- _Required work_
Filter the entries down to the lines holding "this", then copy those lines.

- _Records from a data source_
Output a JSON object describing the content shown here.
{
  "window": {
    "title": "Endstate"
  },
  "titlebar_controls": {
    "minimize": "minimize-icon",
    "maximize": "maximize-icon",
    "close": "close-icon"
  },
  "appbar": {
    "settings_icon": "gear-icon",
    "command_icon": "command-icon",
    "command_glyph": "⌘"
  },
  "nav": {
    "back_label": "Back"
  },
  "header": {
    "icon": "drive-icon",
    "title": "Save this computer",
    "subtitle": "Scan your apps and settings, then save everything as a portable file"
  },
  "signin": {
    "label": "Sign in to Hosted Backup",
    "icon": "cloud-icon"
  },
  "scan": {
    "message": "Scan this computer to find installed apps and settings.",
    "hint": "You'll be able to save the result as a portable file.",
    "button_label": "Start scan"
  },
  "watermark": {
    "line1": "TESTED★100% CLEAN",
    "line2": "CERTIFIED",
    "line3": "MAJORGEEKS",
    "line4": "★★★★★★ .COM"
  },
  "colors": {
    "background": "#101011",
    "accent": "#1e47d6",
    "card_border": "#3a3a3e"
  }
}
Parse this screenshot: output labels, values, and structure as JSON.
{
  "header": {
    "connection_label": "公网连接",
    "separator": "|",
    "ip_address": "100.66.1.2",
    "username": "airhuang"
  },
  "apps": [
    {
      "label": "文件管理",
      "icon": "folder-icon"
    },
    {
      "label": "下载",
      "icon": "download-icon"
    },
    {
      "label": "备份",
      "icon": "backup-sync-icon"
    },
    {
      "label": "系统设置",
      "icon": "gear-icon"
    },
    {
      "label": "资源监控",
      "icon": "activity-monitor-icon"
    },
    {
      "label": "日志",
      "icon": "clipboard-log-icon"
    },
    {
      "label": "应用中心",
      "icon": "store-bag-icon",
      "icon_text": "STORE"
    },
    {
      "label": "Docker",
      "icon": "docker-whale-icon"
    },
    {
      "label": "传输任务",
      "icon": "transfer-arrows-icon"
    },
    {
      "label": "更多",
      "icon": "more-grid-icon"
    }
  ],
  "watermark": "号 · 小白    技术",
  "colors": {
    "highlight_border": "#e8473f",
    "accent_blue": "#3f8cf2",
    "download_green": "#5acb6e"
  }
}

- _Exercise result_
    "title": "Save this computer",
    "message": "Scan this computer to find installed apps and settings.",
Parse this screenshot: output labels, values, and structure as JSON.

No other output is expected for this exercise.